[Assigned task]: The listing below is to be copied in full, line by line.

[The input]:
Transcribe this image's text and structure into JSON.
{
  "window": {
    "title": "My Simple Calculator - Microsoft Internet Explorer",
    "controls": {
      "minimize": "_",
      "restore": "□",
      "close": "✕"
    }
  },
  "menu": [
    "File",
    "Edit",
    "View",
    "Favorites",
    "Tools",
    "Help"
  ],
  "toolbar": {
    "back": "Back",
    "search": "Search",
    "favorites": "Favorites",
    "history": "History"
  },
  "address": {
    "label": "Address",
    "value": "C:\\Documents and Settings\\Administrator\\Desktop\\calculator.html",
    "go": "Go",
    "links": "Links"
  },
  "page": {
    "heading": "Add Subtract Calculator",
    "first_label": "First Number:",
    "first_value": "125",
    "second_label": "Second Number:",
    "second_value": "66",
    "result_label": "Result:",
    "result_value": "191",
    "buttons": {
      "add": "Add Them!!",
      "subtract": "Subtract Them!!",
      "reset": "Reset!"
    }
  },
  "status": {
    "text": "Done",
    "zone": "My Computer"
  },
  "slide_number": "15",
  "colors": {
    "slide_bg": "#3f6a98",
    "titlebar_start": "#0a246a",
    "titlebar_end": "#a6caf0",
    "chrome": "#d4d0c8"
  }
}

[Answer section]:
Transcribe this image's text and structure into JSON.
{
  "window": {
    "title": "My Simple Calculator - Microsoft Internet Explorer",
    "controls": {
      "minimize": "_",
      "restore": "□",
      "close": "✕"
    }
  },
  "menu": [
    "File",
    "Edit",
    "View",
    "Favorites",
    "Tools",
    "Help"
  ],
  "toolbar": {
    "back": "Back",
    "search": "Search",
    "favorites": "Favorites",
    "history": "History"
  },
  "address": {
    "label": "Address",
    "value": "C:\\Documents and Settings\\Administrator\\Desktop\\calculator.html",
    "go": "Go",
    "links": "Links"
  },
  "page": {
    "heading": "Add Subtract Calculator",
    "first_label": "First Number:",
    "first_value": "125",
    "second_label": "Second Number:",
    "second_value": "66",
    "result_label": "Result:",
    "result_value": "191",
    "buttons": {
      "add": "Add Them!!",
      "subtract": "Subtract Them!!",
      "reset": "Reset!"
    }
  },
  "status": {
    "text": "Done",
    "zone": "My Computer"
  },
  "slide_number": "15",
  "colors": {
    "slide_bg": "#3f6a98",
    "titlebar_start": "#0a246a",
    "titlebar_end": "#a6caf0",
    "chrome": "#d4d0c8"
  }
}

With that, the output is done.